→ Data shown:
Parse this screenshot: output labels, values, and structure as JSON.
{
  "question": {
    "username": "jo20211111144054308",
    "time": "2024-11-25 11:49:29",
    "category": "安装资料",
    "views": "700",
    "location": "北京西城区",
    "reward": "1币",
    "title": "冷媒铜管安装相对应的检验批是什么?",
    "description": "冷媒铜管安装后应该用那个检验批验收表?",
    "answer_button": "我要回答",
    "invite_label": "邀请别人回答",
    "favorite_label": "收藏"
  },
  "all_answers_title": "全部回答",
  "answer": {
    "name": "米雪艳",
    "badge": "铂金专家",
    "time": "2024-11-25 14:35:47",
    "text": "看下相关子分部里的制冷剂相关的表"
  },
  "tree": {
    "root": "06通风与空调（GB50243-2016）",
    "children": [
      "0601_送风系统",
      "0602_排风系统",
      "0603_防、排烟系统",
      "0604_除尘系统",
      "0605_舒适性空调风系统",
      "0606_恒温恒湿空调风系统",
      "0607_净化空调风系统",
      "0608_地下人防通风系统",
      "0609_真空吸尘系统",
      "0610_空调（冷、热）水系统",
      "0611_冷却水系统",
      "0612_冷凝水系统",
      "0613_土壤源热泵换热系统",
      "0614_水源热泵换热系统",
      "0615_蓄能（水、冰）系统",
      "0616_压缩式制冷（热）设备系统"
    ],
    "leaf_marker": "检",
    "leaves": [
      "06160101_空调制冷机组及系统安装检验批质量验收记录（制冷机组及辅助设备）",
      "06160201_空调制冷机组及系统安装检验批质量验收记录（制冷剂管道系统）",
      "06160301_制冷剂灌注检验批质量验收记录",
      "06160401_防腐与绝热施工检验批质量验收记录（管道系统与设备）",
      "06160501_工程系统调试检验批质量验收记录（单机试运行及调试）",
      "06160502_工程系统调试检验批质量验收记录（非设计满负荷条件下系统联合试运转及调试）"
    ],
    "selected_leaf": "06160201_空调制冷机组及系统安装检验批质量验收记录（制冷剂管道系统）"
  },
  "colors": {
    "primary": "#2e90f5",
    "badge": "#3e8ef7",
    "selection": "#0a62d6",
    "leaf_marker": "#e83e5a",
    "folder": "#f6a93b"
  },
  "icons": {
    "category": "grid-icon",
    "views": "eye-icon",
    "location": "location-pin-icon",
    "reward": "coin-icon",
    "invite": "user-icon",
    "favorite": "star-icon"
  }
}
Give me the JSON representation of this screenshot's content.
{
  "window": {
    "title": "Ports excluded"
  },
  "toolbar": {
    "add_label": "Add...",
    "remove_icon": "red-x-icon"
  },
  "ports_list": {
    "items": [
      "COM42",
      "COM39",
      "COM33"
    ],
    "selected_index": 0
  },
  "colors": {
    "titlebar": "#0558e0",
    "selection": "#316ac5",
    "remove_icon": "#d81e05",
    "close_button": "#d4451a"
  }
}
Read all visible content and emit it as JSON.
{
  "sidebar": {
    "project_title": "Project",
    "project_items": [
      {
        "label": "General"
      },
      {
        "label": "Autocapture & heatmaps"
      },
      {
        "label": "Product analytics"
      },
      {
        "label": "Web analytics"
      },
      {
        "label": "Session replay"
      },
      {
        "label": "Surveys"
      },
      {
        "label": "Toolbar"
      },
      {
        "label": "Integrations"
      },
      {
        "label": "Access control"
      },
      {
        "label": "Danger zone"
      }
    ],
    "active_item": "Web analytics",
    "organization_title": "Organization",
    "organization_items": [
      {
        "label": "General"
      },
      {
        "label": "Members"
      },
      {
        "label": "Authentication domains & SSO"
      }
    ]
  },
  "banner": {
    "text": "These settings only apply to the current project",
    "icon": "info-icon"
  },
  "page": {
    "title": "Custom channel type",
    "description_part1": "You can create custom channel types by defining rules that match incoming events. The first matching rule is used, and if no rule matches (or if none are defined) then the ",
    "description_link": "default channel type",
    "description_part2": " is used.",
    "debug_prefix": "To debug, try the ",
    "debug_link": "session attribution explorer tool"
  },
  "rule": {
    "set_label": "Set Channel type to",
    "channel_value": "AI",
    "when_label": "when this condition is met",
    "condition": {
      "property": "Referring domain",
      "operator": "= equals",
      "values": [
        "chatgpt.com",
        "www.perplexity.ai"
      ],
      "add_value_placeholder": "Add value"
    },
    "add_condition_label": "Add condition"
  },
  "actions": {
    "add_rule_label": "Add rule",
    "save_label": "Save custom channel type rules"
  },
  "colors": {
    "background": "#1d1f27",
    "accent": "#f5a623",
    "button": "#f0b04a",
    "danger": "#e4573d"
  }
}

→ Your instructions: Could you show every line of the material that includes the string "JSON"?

→ Response to the exercise:
Parse this screenshot: output labels, values, and structure as JSON.
Give me the JSON representation of this screenshot's content.
Read all visible content and emit it as JSON.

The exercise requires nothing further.